A parent’s job is never done. An autistic parent’s job is twice as hard and heartbreaking. I feel beat up, misunderstood and at the end of my rope. And still I have to get up every day and fight for my child. Every day. I often wonder what it’s like to have a family with average or even above average kids. Kids that have fun at school and keep up with the class. Kids who can sit still and do homework. Kids who have friends. These are things that I can only wonder about because they aren’t a reality in our home. I am hopeful that my daughter will have a much more steady and ease with school and peer relationships, but we will always have a son who needs that extra this and that extra that.

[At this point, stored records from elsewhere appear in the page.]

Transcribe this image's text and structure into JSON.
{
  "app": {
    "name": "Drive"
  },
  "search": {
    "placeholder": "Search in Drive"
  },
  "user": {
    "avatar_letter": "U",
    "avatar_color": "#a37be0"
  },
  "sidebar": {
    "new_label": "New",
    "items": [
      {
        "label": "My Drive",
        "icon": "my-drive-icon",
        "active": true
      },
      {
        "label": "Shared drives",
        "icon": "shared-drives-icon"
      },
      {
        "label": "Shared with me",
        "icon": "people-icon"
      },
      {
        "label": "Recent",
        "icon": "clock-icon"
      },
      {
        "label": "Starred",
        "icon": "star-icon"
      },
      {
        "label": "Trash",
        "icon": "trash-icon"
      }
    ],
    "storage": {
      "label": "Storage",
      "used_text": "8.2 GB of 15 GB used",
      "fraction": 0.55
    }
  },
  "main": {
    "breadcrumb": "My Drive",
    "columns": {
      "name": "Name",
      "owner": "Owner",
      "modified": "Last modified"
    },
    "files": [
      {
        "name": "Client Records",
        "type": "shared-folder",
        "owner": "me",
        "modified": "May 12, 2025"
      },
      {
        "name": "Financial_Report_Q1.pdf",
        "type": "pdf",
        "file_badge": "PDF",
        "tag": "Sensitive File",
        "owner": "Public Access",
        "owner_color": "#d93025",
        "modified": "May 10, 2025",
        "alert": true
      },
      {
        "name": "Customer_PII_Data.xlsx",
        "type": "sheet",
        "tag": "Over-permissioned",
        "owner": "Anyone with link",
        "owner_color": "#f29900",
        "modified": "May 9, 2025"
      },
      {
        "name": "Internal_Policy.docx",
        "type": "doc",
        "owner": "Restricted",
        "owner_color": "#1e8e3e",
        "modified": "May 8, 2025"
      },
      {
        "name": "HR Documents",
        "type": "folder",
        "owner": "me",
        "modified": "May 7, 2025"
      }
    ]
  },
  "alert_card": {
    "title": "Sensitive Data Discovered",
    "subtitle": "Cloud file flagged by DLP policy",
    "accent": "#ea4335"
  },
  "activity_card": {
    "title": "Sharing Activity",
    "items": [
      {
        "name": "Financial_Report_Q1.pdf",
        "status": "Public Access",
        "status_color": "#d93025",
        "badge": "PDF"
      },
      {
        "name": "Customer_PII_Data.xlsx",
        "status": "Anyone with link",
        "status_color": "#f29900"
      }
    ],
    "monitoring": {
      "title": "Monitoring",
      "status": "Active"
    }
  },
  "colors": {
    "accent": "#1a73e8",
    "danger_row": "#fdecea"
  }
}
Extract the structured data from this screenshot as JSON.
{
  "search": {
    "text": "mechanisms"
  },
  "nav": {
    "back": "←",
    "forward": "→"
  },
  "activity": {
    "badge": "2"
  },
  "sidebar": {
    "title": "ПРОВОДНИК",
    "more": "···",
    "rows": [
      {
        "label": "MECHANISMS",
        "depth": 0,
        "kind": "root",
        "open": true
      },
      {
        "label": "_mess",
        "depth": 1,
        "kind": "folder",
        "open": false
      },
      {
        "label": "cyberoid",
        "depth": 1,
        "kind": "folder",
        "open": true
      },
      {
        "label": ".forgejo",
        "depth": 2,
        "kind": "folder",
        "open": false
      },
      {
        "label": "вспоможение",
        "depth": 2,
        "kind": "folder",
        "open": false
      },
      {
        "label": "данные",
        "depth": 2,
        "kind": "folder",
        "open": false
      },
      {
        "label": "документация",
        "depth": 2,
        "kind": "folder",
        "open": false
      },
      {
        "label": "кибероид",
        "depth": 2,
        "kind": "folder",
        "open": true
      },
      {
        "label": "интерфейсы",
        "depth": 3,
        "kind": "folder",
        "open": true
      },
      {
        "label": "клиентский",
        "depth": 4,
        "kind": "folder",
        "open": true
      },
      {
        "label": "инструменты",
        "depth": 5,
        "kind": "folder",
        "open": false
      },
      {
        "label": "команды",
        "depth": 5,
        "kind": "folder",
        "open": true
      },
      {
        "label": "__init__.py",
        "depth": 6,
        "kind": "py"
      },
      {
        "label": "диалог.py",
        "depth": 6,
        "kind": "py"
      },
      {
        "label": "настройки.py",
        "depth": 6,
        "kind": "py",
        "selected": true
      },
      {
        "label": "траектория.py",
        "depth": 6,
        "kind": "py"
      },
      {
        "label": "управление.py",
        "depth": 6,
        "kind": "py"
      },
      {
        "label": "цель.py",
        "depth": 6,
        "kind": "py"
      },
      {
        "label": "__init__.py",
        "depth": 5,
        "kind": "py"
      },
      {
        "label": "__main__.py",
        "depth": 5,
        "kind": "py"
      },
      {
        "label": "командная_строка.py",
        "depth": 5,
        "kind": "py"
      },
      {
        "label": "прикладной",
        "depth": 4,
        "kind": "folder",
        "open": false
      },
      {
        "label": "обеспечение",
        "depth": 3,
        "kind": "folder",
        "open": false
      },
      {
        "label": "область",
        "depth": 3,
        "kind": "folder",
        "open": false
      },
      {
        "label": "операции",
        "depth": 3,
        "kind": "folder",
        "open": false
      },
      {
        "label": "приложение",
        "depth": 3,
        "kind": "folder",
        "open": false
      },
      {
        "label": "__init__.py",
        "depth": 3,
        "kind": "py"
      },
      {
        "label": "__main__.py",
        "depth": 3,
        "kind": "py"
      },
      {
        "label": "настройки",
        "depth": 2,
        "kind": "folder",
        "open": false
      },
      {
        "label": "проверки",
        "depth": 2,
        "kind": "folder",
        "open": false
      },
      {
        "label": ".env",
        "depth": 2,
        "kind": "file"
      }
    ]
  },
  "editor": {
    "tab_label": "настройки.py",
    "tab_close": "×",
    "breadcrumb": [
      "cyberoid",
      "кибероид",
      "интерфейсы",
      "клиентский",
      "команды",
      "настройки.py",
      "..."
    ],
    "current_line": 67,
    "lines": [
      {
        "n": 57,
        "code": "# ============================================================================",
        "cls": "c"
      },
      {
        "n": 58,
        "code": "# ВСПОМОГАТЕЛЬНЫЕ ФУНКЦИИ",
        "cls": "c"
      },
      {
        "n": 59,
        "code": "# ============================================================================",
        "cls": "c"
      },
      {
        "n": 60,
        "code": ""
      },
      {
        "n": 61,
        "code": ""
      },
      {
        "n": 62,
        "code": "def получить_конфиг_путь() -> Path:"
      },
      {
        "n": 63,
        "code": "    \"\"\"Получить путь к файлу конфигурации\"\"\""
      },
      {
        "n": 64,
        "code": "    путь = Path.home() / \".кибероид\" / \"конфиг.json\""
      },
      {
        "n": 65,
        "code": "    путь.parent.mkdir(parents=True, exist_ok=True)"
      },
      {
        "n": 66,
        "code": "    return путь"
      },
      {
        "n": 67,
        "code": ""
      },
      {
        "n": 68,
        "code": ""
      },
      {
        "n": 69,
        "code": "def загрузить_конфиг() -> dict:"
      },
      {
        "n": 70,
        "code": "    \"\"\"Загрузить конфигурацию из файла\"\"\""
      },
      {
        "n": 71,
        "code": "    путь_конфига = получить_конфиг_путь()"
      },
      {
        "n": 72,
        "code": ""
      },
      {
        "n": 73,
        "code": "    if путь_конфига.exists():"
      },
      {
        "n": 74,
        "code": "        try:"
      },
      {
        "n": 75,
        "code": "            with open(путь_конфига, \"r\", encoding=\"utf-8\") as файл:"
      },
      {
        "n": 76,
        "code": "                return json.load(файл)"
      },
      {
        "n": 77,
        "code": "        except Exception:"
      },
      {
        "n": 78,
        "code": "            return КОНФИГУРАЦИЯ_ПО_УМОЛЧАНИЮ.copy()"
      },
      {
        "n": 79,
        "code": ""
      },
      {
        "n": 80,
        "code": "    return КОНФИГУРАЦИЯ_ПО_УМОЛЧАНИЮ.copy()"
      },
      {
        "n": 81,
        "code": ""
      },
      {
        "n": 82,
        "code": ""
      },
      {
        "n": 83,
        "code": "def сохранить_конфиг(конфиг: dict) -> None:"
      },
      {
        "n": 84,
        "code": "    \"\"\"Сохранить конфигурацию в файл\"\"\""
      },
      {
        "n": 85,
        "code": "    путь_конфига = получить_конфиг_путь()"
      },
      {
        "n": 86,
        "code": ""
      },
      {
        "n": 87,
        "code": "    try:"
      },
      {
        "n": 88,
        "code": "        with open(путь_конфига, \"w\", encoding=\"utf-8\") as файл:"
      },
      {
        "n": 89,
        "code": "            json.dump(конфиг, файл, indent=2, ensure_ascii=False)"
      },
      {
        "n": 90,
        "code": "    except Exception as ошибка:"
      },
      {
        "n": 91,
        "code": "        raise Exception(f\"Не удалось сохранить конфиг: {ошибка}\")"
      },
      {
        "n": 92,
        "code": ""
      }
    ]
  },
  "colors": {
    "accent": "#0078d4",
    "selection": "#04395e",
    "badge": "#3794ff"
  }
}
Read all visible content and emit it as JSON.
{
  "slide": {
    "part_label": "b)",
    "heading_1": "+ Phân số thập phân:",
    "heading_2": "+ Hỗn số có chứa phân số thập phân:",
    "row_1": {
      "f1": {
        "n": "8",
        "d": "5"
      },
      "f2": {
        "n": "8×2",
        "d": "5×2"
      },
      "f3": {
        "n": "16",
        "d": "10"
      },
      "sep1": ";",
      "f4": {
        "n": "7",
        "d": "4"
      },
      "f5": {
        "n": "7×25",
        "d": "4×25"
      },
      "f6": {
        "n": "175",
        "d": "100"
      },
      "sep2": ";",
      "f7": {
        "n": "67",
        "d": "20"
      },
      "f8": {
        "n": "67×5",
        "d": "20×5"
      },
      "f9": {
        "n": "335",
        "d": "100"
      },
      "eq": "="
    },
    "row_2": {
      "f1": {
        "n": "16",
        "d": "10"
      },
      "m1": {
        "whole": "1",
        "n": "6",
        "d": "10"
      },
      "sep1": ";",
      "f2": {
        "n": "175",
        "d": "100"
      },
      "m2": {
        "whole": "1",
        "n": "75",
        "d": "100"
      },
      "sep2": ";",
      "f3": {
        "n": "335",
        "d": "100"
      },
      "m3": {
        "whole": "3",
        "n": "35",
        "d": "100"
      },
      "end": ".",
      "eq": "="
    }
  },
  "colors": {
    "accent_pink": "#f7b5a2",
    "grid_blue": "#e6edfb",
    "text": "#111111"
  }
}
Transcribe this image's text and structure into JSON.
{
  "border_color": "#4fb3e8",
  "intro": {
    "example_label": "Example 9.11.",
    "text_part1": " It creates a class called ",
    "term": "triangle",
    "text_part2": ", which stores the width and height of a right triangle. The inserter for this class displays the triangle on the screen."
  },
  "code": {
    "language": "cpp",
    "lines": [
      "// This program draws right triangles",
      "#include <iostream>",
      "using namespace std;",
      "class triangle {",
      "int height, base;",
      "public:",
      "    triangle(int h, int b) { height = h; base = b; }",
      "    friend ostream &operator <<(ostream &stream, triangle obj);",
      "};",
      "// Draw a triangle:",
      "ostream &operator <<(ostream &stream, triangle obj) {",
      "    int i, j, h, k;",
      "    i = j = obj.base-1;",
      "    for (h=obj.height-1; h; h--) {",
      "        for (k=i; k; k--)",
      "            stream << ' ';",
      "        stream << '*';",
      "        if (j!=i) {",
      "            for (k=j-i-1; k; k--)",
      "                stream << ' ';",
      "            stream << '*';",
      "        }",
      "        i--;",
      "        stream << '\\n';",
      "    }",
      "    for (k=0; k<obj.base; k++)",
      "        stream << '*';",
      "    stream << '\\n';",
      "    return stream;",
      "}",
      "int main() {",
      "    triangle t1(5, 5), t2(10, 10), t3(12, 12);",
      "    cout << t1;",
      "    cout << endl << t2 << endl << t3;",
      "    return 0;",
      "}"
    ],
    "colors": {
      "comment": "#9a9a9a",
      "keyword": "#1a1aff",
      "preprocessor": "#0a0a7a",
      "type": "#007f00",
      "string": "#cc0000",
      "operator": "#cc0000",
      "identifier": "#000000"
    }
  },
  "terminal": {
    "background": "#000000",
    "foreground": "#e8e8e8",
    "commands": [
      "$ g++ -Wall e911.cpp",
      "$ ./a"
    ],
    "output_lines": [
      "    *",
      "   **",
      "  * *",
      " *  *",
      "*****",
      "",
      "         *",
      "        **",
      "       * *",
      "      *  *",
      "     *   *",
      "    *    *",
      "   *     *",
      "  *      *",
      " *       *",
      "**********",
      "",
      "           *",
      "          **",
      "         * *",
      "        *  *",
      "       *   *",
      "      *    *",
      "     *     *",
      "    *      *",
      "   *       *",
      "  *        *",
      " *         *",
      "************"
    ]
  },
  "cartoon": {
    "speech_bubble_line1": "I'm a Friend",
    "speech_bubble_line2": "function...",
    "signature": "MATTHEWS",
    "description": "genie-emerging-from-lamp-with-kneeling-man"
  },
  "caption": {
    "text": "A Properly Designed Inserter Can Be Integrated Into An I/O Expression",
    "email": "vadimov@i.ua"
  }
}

Do I regret him? Absolutely not! In fact, I consider it a great honor that God gifted us with him. He obviously saw something in us as parents that could be strong enough to handle a child like Jonah. And I know that God has a plan for both of my children and for me as well. I’ve had a handful of caring mom’s who have gone though exactly what I’m going through right now and they have been such a light to me. I hope to one day lend a hand to other mom’s who are dangling from the last thread and I plan to approach them with love and understand rather than a way to ‘fix’ their child. I’ll hold back from the negative reports and offer only a kind word and maybe a few hours away from their child. You can only truly appreciate something once you’ve lived it. And day by day I certainly do live it.